▶ **EXERCISE GOAL**:
Filter the entries below, keeping every line that has the word "Election".

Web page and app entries
== Segment start ==

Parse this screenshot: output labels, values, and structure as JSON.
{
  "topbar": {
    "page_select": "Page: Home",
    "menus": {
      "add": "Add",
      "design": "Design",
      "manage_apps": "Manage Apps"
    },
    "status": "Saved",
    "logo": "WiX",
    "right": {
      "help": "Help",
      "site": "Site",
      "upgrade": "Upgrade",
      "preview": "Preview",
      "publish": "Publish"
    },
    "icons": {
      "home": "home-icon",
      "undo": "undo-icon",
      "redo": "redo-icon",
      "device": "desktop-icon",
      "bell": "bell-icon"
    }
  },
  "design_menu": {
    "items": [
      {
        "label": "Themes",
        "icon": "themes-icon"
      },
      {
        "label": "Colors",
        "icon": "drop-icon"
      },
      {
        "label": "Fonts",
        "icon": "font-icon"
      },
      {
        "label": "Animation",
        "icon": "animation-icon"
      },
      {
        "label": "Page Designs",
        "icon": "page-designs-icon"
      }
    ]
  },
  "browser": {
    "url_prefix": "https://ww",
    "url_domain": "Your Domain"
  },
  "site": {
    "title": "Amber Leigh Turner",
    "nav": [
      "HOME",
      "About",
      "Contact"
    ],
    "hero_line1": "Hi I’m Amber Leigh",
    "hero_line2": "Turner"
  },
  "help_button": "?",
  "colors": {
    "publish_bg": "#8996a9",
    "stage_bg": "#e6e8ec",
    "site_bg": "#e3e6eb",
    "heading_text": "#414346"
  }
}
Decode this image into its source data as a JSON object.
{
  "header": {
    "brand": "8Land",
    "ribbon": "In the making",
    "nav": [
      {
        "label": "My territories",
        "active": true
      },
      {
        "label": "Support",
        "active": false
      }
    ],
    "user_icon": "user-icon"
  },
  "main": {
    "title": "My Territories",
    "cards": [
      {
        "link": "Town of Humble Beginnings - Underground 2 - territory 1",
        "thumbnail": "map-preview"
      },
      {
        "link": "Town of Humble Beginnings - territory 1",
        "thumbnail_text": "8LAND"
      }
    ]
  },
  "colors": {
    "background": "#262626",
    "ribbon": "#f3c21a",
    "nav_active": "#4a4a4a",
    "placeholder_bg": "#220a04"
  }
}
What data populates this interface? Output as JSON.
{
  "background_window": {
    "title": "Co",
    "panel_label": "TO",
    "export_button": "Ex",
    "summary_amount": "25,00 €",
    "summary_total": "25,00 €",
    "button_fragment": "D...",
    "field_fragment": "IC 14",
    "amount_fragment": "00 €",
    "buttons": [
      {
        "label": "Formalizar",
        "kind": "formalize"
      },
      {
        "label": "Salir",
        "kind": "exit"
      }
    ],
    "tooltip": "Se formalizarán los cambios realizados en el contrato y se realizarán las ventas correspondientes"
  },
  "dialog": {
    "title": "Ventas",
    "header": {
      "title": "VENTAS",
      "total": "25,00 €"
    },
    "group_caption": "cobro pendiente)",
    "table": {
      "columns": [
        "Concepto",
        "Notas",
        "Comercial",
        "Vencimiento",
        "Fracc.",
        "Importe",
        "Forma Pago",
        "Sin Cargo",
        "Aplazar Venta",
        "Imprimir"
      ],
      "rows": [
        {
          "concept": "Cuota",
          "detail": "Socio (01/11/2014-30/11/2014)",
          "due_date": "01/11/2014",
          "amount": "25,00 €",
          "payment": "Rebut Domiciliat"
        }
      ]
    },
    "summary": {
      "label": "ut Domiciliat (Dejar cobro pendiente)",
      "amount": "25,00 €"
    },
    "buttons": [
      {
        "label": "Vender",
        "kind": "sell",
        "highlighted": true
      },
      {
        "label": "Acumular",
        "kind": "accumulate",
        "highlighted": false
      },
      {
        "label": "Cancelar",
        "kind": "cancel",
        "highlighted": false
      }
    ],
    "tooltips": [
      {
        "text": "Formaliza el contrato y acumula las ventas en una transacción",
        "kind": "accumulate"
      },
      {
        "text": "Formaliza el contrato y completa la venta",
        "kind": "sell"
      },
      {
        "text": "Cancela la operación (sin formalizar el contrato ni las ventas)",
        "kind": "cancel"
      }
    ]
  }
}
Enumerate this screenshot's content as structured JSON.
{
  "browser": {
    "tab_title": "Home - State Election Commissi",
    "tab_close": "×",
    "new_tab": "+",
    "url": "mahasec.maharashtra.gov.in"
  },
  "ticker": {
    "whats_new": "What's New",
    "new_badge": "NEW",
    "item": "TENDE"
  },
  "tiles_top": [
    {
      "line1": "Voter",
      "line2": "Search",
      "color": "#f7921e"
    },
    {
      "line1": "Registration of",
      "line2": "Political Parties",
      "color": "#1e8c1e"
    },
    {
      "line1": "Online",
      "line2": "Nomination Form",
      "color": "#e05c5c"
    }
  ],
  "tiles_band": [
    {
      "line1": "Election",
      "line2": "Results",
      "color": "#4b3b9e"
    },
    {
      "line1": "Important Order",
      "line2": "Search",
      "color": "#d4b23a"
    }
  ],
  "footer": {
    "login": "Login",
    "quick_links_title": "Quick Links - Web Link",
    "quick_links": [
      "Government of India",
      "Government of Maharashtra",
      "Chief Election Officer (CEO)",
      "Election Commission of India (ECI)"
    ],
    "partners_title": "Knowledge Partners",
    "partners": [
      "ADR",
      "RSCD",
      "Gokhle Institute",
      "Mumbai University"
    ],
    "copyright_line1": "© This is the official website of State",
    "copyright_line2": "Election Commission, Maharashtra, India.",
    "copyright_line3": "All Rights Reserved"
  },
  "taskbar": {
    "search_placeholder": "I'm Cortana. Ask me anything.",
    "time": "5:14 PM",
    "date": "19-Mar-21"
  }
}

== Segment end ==

▶ **RESPONSE AREA**:
    "tab_title": "Home - State Election Commissi",
      "line1": "Election",
      "Chief Election Officer (CEO)",
      "Election Commission of India (ECI)"
    "copyright_line2": "Election Commission, Maharashtra, India.",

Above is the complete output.